Get curated editors’ picks, peeks behind the scenes, film recommendations and more.
Through genome sequencing, we now know that chimpanzees are our closest living relatives, sharing nearly 99 per cent of our DNA. But in the roughly 7 million years since our ancestors split from chimps, Homo sapiens has existed alongside a wide variety of closer evolutionary cousins. This video from the American Museum of Natural History tracks scientists’ current best guess at a timeline of hominin species, including when and where they lived, and how extinctions and interbreeding led to Homo sapiens becoming the last hominin on Earth. And yet, due to gaps in the timeline and continued fossil discoveries, it seems we’ve found only fragments of our evolutionary past, leaving much still to be learned about our family tree.
Executive producer: Vivian Trakinski
Writer and Producer: Laura Moustakerski
Animator: Shay Krasinski
Website: American Museum of Natural History
Building ‘bigger and better’ has pushed cosmology forward.
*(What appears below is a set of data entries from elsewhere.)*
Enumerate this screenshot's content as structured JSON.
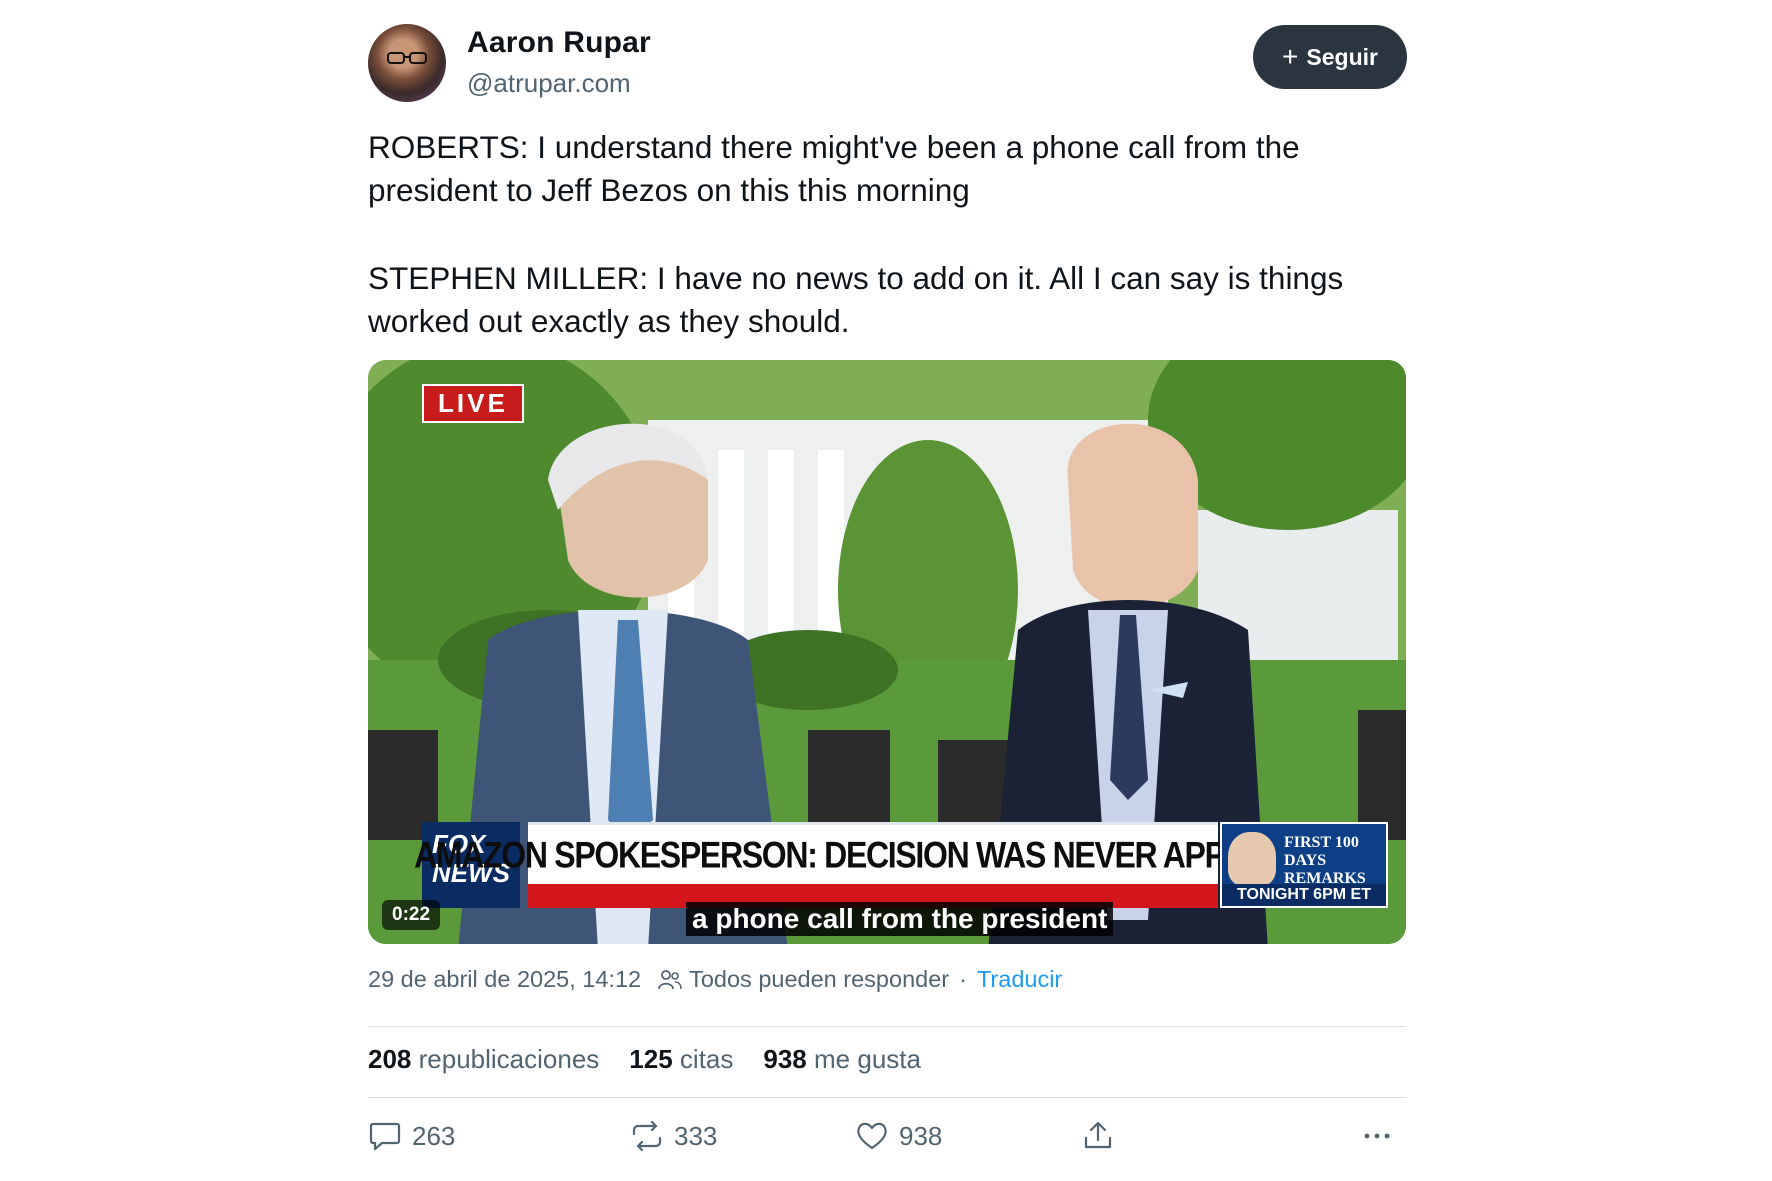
{
  "author": {
    "name": "Aaron Rupar",
    "handle": "@atrupar.com"
  },
  "follow_button": {
    "icon": "plus-icon",
    "label": "Seguir"
  },
  "post": {
    "paragraph_1": "ROBERTS: I understand there might've been a phone call from the president to Jeff Bezos on this this morning",
    "paragraph_2": "STEPHEN MILLER: I have no news to add on it. All I can say is things worked out exactly as they should."
  },
  "video": {
    "live_badge": "LIVE",
    "chyron": "AMAZON SPOKESPERSON: DECISION WAS NEVER APPROVED",
    "network_logo": "FOX NEWS",
    "subtitle": "a phone call from the president",
    "timestamp": "0:22",
    "promo_line": "FIRST 100 DAYS REMARKS",
    "promo_bar": "TONIGHT 6PM ET"
  },
  "meta": {
    "date": "29 de abril de 2025, 14:12",
    "reply_setting": "Todos pueden responder",
    "separator": "·",
    "translate": "Traducir"
  },
  "stats": {
    "reposts_count": "208",
    "reposts_label": "republicaciones",
    "quotes_count": "125",
    "quotes_label": "citas",
    "likes_count": "938",
    "likes_label": "me gusta"
  },
  "actions": {
    "replies": "263",
    "reposts": "333",
    "likes": "938"
  }
}
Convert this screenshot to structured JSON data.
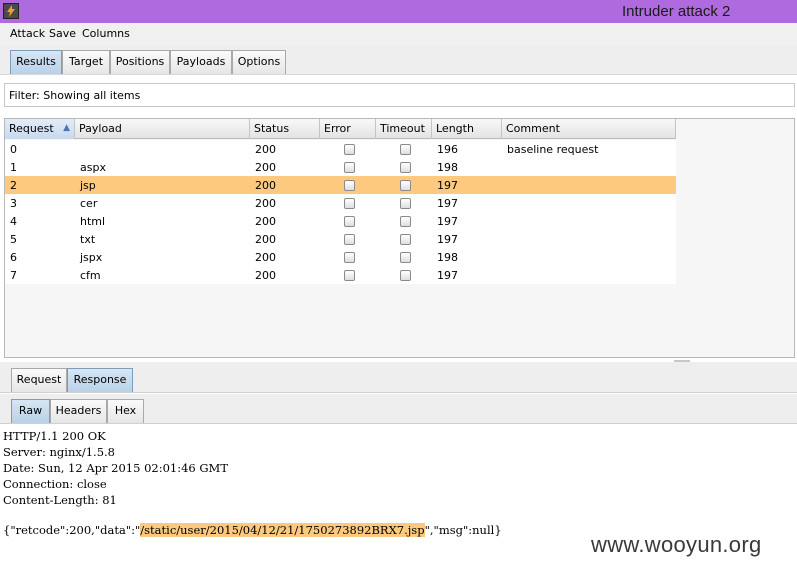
{
  "window": {
    "title": "Intruder attack 2",
    "icon": "burp-lightning-icon"
  },
  "menu": [
    "Attack",
    "Save",
    "Columns"
  ],
  "main_tabs": [
    "Results",
    "Target",
    "Positions",
    "Payloads",
    "Options"
  ],
  "active_main_tab": "Results",
  "filter": {
    "text": "Filter:  Showing all items"
  },
  "table": {
    "columns": [
      "Request",
      "Payload",
      "Status",
      "Error",
      "Timeout",
      "Length",
      "Comment"
    ],
    "sorted_column": "Request",
    "sort_direction": "▲",
    "selected_row_index": 2,
    "rows": [
      {
        "request": "0",
        "payload": "",
        "status": "200",
        "error": false,
        "timeout": false,
        "length": "196",
        "comment": "baseline request"
      },
      {
        "request": "1",
        "payload": "aspx",
        "status": "200",
        "error": false,
        "timeout": false,
        "length": "198",
        "comment": ""
      },
      {
        "request": "2",
        "payload": "jsp",
        "status": "200",
        "error": false,
        "timeout": false,
        "length": "197",
        "comment": ""
      },
      {
        "request": "3",
        "payload": "cer",
        "status": "200",
        "error": false,
        "timeout": false,
        "length": "197",
        "comment": ""
      },
      {
        "request": "4",
        "payload": "html",
        "status": "200",
        "error": false,
        "timeout": false,
        "length": "197",
        "comment": ""
      },
      {
        "request": "5",
        "payload": "txt",
        "status": "200",
        "error": false,
        "timeout": false,
        "length": "197",
        "comment": ""
      },
      {
        "request": "6",
        "payload": "jspx",
        "status": "200",
        "error": false,
        "timeout": false,
        "length": "198",
        "comment": ""
      },
      {
        "request": "7",
        "payload": "cfm",
        "status": "200",
        "error": false,
        "timeout": false,
        "length": "197",
        "comment": ""
      }
    ]
  },
  "message_tabs": [
    "Request",
    "Response"
  ],
  "active_message_tab": "Response",
  "view_tabs": [
    "Raw",
    "Headers",
    "Hex"
  ],
  "active_view_tab": "Raw",
  "response": {
    "lines": [
      "HTTP/1.1 200 OK",
      "Server: nginx/1.5.8",
      "Date: Sun, 12 Apr 2015 02:01:46 GMT",
      "Connection: close",
      "Content-Length: 81"
    ],
    "body_prefix": "{\"retcode\":200,\"data\":\"",
    "body_highlight": "/static/user/2015/04/12/21/1750273892BRX7.jsp",
    "body_suffix": "\",\"msg\":null}"
  },
  "watermark": "www.wooyun.org",
  "colors": {
    "titlebar": "#b06adf",
    "selection": "#fcc97f",
    "active_tab": "#b9d1e8"
  }
}
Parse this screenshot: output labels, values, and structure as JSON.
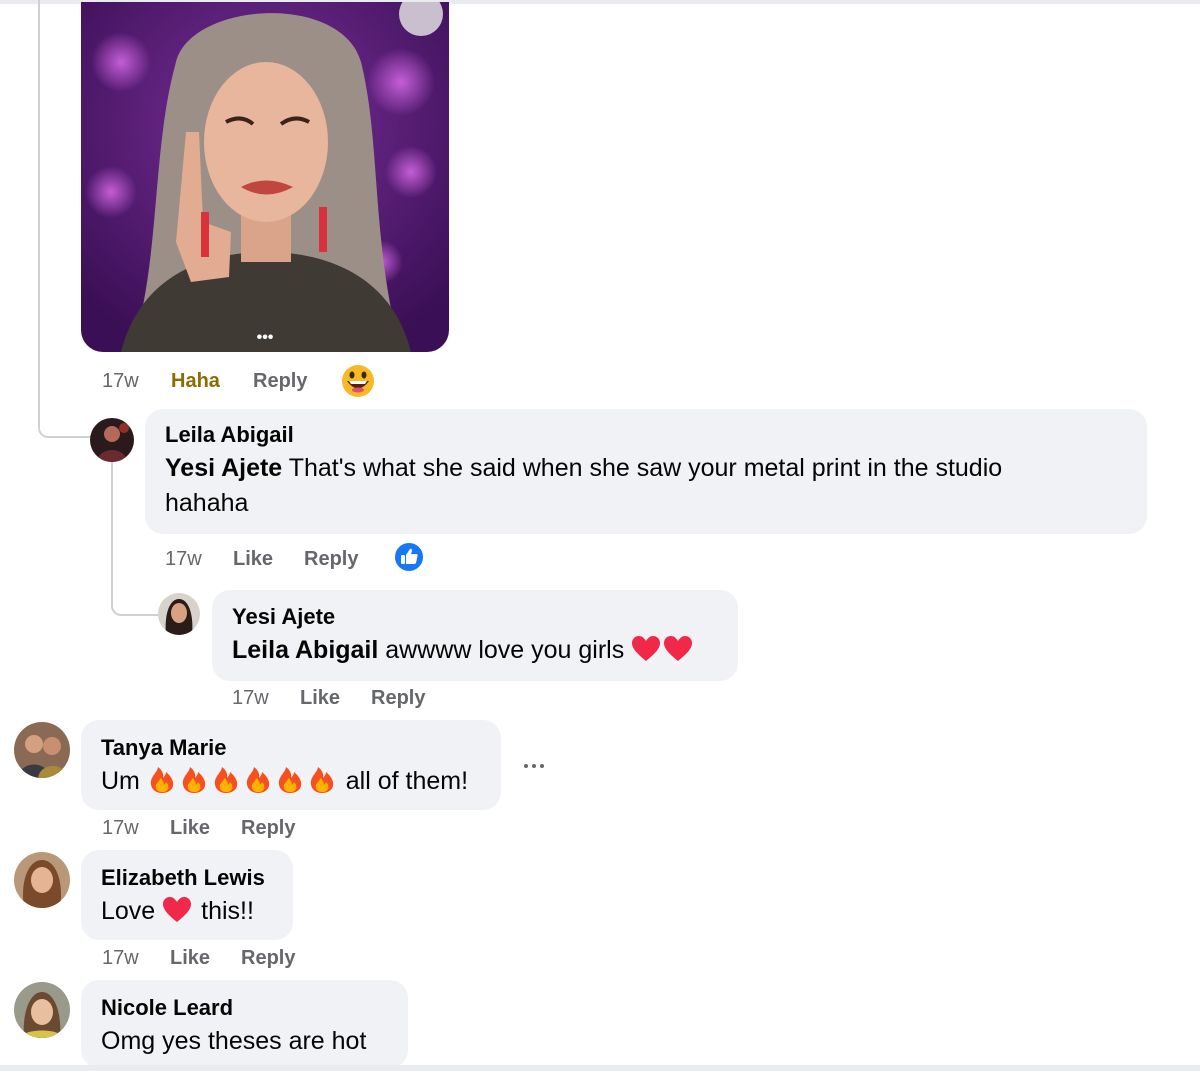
{
  "gif": {
    "indicator": "•••"
  },
  "comments": [
    {
      "id": "gif-reply",
      "time": "17w",
      "reaction_label": "Haha",
      "reply_label": "Reply",
      "reaction_icon": "haha-emoji-icon"
    },
    {
      "id": "leila",
      "author": "Leila Abigail",
      "mention": "Yesi Ajete",
      "text_line1": " That's what she said when she saw your metal print in the studio",
      "text_line2": "hahaha",
      "time": "17w",
      "like_label": "Like",
      "reply_label": "Reply",
      "reaction_icon": "like-thumb-icon"
    },
    {
      "id": "yesi",
      "author": "Yesi Ajete",
      "mention": "Leila Abigail",
      "text": " awwww love you girls ",
      "emojis": [
        "heart-emoji-icon",
        "heart-emoji-icon"
      ],
      "time": "17w",
      "like_label": "Like",
      "reply_label": "Reply"
    },
    {
      "id": "tanya",
      "author": "Tanya Marie",
      "text_before": "Um ",
      "emojis": [
        "fire-emoji-icon",
        "fire-emoji-icon",
        "fire-emoji-icon",
        "fire-emoji-icon",
        "fire-emoji-icon",
        "fire-emoji-icon"
      ],
      "text_after": " all of them!",
      "time": "17w",
      "like_label": "Like",
      "reply_label": "Reply",
      "more_icon": "more-options-icon"
    },
    {
      "id": "elizabeth",
      "author": "Elizabeth Lewis",
      "text_before": "Love ",
      "emojis": [
        "heart-emoji-icon"
      ],
      "text_after": " this!!",
      "time": "17w",
      "like_label": "Like",
      "reply_label": "Reply"
    },
    {
      "id": "nicole",
      "author": "Nicole Leard",
      "text": "Omg yes theses are hot"
    }
  ],
  "colors": {
    "bubble": "#f0f2f5",
    "meta_text": "#65676b",
    "haha_active": "#8b6d02",
    "like_blue": "#1877f2",
    "heart_red": "#f02849",
    "thread_line": "#ced0d4"
  }
}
Can it take it any further?
How Hokusai’s Great Wave emerged from Japan’s isolation to become a global icon
Watch the elegant flow of a sheep herd, seen from the sky above Israel
How would a piano sound on Mars? Embark on an interplanetary sonic journey
Emergency first responders meet chaos with dissonant calm in this gripping short
The ancient world
Not a lost kingdom but a parable – how to read Athens in Plato’s story of Atlantis
When two punk bands came to a psychiatric hospital, beautiful chaos ensued
Design and fashion
Gear up for a stylish celebration of vintage motorcycle design
The ancient world
A balanced account of Nero’s life reveals the ‘editing and destruction’ of history-making